President Trump is a step closer to getting approval to give Americans the larger stimulus checks he wants, but it could be members of his own party in Congress who ultimately keep that from happening.
Members of the House were back Monday for a rare post-Christmas session, bringing down the curtain on a lame duck session with two major votes.
First it was the Democrat-controlled chamber giving its approval to increasing the stimulus checks in the relief package the president just signed from $600 (for an individual) to $2,000, as the president prefers.
The final vote was 275 yeas, 134 nays, and 21 not voting.
Forty-four Republicans joined all but two Democrats in approving the extra cash. Rep. Frank Lucas, (R) OK-3, was one of them.
In a statement, Lucas said, "Joining with President Trump, I'm hopeful the aid the House voted on tonight will further assist Oklahomans during this historic pandemic and economic crisis."
But Republican leaders in the Senate have so far made no commitment to giving the measure any consideration, despite the president's wish. It was the Senate GOP that opposed larger payments during negotiations on the package.
The second significant vote Monday was the House's attempt to overturn President Trump's veto of the $741 billion National Defense Authorization Act, which passed both the House and Senate earlier this month with veto-proof majorities.
For outgoing Congresswoman Kendra Horn, (D) OK-5, Monday’s votes were likely to be the last she casts, and she was glad to help override the President's veto, calling it 'unacceptable.'
"I'm voting to override this veto because it's important for our troops, it's important for our communities, it's important for our national security," said Horn. "And it is a great example of working across the aisle and getting things done for the American people."
With two bases in his district, Congressman Tom Cole, (R) OK-4, also voted to override, saying in a statement, "I am disappointed by the president's decision to veto the National Defense Authorization Act, which is vitally important to supporting and strengthening our common defense and ensuring our service members have the resources they need to keep us safe."
The vote was 322-87, easily satisfying the two-thirds majority required to overturn a presidential veto.
Rep. Kevin Hern, (R) OK-1 was among 66 Republicans who voted to sustain the president's veto.
Congressman Markwayne Mullin, (R) OK-2, would have joined him in that effort, but he missed his flight and thus missed the votes, In a video he posted to Twitter, Mullin apologized for missing the important votes and made clear where he stands with regard to the defense bill veto.
"Just letting you know, to make sure everybody understands where I'm at," Rep. Mullin stated, "I stand with President Trump."

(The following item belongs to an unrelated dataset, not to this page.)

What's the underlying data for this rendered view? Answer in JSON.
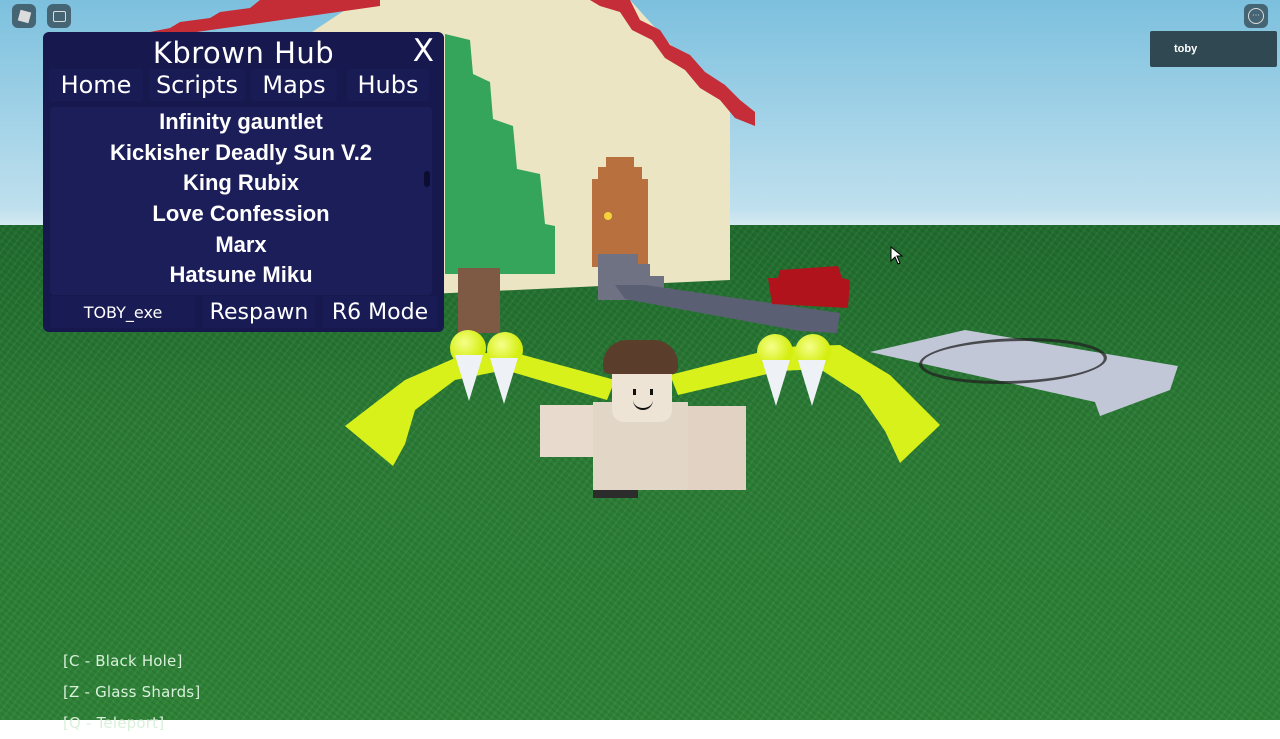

Trump vetoed the bill, saying he was unhappy that, among other things, it did not contain a clause eliminating Section 230 of the Telecommunications Act, which he said allows social media companies to censor conservative speech.
It's now up to the Senate to complete the veto override, which would be the first of the Trump presidency. Procedural hurdles mean the earliest that vote could happen is Wednesday.
Sen. Jim Inhofe, (R) Oklahoma, a staunch Trump ally, but also Chairman of the Senate Armed Services Committee, which together with the House Armed Services Committee, writes the NDAA, said he will vote to override.